### Dataset records
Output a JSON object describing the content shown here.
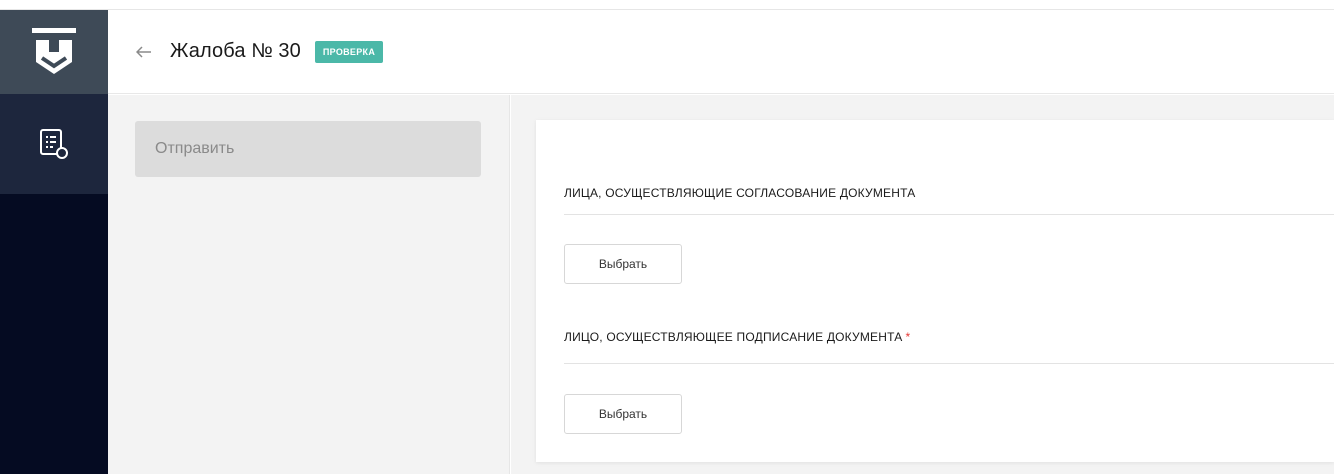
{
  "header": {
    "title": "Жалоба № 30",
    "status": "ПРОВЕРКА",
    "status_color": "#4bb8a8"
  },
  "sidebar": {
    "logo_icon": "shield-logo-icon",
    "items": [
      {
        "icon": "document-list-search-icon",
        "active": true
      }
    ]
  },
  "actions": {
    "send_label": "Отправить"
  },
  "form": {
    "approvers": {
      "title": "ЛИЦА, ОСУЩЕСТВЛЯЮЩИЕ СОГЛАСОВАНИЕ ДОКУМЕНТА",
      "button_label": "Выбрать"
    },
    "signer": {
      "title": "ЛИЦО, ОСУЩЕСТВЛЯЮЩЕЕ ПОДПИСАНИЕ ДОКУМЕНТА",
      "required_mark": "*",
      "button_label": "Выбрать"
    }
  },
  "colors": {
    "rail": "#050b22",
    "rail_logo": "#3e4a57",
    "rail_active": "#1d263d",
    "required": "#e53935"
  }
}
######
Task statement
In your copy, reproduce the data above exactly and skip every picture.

Reply
Output a JSON object describing the content shown here.
{
  "header": {
    "title": "Жалоба № 30",
    "status": "ПРОВЕРКА",
    "status_color": "#4bb8a8"
  },
  "sidebar": {
    "logo_icon": "shield-logo-icon",
    "items": [
      {
        "icon": "document-list-search-icon",
        "active": true
      }
    ]
  },
  "actions": {
    "send_label": "Отправить"
  },
  "form": {
    "approvers": {
      "title": "ЛИЦА, ОСУЩЕСТВЛЯЮЩИЕ СОГЛАСОВАНИЕ ДОКУМЕНТА",
      "button_label": "Выбрать"
    },
    "signer": {
      "title": "ЛИЦО, ОСУЩЕСТВЛЯЮЩЕЕ ПОДПИСАНИЕ ДОКУМЕНТА",
      "required_mark": "*",
      "button_label": "Выбрать"
    }
  },
  "colors": {
    "rail": "#050b22",
    "rail_logo": "#3e4a57",
    "rail_active": "#1d263d",
    "required": "#e53935"
  }
}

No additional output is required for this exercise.